# Work request
Reproduce every line of the material below, but drop the pictures.

# Data to process

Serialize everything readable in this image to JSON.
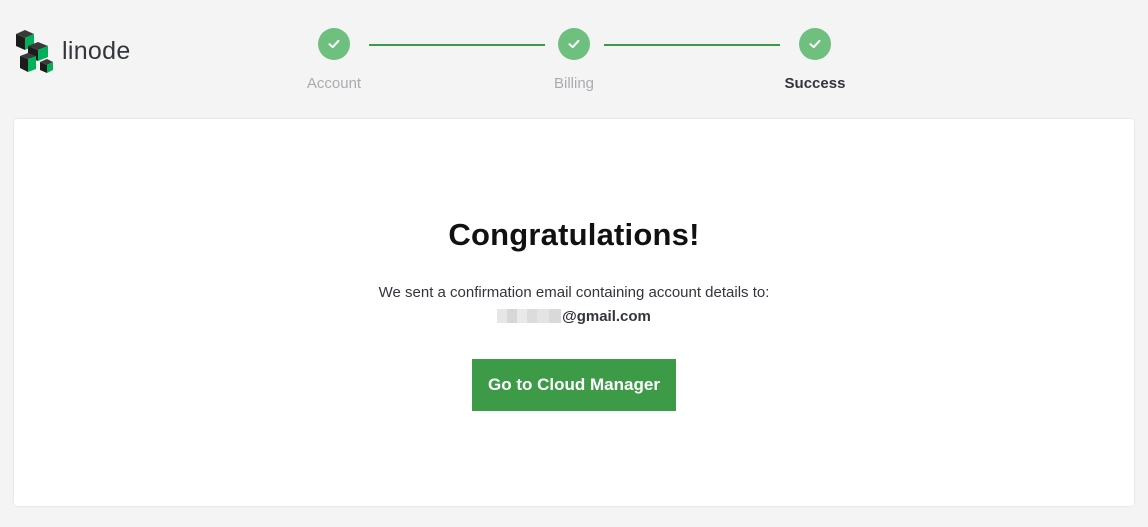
{
  "brand": {
    "name": "linode",
    "logo_icon": "linode-cubes-logo"
  },
  "steps": [
    {
      "label": "Account",
      "status": "complete",
      "icon": "check-icon"
    },
    {
      "label": "Billing",
      "status": "complete",
      "icon": "check-icon"
    },
    {
      "label": "Success",
      "status": "current",
      "icon": "check-icon"
    }
  ],
  "colors": {
    "accent_green": "#3d9b48",
    "step_circle": "#6fbf7e",
    "background": "#f4f4f4",
    "card": "#ffffff"
  },
  "main": {
    "title": "Congratulations!",
    "message": "We sent a confirmation email containing account details to:",
    "email_domain": "@gmail.com",
    "cta_label": "Go to Cloud Manager"
  }
}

# Exercise response
Serialize everything readable in this image to JSON.
{
  "brand": {
    "name": "linode",
    "logo_icon": "linode-cubes-logo"
  },
  "steps": [
    {
      "label": "Account",
      "status": "complete",
      "icon": "check-icon"
    },
    {
      "label": "Billing",
      "status": "complete",
      "icon": "check-icon"
    },
    {
      "label": "Success",
      "status": "current",
      "icon": "check-icon"
    }
  ],
  "colors": {
    "accent_green": "#3d9b48",
    "step_circle": "#6fbf7e",
    "background": "#f4f4f4",
    "card": "#ffffff"
  },
  "main": {
    "title": "Congratulations!",
    "message": "We sent a confirmation email containing account details to:",
    "email_domain": "@gmail.com",
    "cta_label": "Go to Cloud Manager"
  }
}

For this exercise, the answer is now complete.